- [TASK REQUIREMENTS] Look for the string "selection" in the data below, and copy each line that holds it.
Segment Start: EXTRACTED INFORMATION
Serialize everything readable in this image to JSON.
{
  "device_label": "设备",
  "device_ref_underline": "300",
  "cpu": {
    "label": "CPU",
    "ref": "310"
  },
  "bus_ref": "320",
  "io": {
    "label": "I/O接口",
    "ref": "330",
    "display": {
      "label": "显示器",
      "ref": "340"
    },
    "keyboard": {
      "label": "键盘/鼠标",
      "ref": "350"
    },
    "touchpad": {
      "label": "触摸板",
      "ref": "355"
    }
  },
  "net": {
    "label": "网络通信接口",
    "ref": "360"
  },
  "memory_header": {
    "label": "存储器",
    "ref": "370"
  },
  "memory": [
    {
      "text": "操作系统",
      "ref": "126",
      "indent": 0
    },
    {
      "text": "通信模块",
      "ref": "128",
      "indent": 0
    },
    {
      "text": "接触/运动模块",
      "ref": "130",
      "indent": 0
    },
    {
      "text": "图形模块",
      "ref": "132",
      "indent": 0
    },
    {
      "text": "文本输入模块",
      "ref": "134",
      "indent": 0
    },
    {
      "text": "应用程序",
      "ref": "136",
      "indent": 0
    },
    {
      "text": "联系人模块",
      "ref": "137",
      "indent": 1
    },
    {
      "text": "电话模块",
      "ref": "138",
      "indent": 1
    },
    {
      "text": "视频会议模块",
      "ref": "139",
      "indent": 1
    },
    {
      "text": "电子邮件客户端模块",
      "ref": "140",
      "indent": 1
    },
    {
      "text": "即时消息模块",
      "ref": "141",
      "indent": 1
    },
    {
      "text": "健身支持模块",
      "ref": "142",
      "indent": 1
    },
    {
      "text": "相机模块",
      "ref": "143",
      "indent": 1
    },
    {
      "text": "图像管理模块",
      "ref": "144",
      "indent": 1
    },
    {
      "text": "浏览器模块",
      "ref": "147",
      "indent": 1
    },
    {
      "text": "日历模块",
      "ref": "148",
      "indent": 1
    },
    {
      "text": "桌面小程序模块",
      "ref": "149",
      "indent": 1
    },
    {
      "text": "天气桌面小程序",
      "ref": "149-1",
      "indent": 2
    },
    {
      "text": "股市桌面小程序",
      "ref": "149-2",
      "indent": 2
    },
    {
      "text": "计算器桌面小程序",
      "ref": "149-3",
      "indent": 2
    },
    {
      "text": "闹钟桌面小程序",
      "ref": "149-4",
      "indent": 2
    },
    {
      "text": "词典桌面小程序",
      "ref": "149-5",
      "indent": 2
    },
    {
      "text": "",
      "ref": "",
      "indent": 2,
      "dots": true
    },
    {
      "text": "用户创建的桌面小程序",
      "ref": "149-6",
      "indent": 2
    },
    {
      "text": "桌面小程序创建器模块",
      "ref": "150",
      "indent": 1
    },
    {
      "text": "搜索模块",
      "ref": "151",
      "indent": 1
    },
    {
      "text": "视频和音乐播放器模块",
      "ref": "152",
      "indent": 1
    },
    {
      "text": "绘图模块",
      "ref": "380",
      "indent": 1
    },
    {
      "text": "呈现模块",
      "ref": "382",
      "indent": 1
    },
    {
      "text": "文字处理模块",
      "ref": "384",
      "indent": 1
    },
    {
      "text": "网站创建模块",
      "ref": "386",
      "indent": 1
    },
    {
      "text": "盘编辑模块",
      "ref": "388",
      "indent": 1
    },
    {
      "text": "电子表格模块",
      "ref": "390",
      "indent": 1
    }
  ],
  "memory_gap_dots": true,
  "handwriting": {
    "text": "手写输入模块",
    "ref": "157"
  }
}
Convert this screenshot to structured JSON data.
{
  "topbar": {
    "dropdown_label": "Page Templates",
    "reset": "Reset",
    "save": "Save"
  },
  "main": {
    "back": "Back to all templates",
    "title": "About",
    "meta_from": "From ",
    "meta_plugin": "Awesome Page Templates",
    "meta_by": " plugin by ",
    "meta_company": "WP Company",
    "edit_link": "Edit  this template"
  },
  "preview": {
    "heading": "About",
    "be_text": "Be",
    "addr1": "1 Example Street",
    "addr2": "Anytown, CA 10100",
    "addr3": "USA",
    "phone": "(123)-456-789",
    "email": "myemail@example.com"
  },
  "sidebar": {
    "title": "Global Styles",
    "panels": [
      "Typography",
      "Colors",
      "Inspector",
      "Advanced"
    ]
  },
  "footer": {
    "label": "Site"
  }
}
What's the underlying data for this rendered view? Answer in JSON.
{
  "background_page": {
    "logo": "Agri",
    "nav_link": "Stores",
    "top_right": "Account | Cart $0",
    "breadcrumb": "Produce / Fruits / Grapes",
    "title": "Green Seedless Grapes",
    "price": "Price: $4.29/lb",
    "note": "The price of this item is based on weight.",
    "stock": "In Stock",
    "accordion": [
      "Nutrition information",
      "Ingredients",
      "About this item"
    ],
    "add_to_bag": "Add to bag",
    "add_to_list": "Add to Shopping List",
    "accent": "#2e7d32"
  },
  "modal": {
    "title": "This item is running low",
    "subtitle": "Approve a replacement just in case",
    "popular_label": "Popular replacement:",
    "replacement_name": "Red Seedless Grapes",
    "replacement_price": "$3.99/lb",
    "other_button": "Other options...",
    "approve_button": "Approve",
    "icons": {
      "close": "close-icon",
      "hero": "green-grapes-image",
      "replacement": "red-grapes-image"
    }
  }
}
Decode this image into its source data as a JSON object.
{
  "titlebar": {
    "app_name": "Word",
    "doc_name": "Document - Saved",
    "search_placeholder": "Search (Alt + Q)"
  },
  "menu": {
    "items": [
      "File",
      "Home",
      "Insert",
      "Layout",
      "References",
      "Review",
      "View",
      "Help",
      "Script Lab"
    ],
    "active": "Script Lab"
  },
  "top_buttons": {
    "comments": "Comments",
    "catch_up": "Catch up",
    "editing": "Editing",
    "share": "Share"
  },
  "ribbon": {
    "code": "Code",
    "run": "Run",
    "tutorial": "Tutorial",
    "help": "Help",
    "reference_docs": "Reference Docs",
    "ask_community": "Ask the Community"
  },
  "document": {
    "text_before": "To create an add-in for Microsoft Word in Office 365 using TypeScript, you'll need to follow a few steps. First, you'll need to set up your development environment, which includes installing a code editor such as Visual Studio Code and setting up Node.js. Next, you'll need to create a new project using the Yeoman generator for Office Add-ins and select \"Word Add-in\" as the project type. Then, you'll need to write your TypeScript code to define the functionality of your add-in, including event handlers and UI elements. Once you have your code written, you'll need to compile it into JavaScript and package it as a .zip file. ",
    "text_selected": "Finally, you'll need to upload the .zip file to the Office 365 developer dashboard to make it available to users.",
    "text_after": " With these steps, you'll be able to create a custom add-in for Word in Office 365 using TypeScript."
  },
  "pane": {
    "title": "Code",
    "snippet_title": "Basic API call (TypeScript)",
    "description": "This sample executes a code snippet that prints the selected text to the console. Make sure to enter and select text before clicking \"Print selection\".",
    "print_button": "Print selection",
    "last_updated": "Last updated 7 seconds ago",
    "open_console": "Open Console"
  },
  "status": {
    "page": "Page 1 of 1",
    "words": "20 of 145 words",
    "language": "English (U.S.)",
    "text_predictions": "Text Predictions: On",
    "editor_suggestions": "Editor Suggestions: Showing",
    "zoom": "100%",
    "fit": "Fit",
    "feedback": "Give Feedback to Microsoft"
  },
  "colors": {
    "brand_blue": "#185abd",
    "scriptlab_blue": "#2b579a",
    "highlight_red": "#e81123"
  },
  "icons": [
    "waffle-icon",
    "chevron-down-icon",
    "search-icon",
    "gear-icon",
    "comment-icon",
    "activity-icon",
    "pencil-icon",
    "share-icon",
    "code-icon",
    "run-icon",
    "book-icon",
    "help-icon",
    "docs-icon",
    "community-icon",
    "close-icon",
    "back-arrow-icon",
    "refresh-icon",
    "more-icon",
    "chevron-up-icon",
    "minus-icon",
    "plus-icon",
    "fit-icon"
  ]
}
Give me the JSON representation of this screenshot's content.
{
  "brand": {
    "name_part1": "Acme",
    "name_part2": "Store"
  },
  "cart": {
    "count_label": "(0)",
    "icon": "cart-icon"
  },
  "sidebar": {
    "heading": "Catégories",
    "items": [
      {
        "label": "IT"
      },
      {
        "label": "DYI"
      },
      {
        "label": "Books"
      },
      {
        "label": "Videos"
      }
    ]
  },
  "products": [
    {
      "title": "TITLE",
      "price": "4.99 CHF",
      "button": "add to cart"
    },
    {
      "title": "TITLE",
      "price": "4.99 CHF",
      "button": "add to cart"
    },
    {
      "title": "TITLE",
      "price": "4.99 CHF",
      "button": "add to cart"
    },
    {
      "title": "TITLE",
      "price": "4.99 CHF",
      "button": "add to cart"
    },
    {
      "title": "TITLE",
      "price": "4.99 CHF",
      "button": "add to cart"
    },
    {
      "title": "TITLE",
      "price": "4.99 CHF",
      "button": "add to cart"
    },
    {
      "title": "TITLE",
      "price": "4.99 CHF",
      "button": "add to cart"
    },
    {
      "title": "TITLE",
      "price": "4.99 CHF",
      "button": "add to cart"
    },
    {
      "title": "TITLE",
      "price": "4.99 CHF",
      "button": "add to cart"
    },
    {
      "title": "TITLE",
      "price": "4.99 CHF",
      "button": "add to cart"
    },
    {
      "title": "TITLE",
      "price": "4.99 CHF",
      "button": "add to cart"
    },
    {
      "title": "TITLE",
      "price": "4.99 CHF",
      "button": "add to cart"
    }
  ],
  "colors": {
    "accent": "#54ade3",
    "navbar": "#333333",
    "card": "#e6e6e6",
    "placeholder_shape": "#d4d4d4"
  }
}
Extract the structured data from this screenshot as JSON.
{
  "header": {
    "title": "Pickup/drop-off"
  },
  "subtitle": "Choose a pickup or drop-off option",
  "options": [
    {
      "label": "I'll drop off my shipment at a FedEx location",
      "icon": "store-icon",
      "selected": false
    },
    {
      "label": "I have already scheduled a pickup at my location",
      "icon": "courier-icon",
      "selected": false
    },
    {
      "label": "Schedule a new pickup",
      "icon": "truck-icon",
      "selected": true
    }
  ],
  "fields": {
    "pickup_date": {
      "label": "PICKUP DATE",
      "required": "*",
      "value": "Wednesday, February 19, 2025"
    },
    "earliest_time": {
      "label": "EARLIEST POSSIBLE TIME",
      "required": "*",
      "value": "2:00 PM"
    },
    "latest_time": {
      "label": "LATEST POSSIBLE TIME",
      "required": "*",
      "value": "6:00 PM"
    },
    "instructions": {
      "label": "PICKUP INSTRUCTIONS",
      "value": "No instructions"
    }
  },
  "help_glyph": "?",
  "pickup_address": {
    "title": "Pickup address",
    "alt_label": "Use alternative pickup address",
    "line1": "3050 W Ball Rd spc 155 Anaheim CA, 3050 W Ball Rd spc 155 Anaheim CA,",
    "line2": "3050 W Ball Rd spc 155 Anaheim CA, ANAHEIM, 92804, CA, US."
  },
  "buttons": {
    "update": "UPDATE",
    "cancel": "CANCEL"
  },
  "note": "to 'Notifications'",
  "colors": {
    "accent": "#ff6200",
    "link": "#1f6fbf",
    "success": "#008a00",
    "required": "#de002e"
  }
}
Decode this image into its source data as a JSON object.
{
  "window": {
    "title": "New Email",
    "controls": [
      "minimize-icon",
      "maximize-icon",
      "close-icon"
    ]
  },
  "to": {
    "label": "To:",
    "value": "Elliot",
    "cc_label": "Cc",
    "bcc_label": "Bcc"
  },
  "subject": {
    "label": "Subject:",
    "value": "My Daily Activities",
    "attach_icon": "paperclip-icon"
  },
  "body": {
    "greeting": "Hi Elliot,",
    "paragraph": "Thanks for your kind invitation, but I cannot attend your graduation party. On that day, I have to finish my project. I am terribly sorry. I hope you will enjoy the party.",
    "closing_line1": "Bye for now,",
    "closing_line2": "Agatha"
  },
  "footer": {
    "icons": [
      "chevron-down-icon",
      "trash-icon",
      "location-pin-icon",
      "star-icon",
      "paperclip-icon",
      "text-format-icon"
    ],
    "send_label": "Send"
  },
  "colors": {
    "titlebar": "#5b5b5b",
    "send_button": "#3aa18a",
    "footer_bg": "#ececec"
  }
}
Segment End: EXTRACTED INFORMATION
- [WRITTEN SOLUTION]
    "description": "This sample executes a code snippet that prints the selected text to the console. Make sure to enter and select text before clicking \"Print selection\".",
    "print_button": "Print selection",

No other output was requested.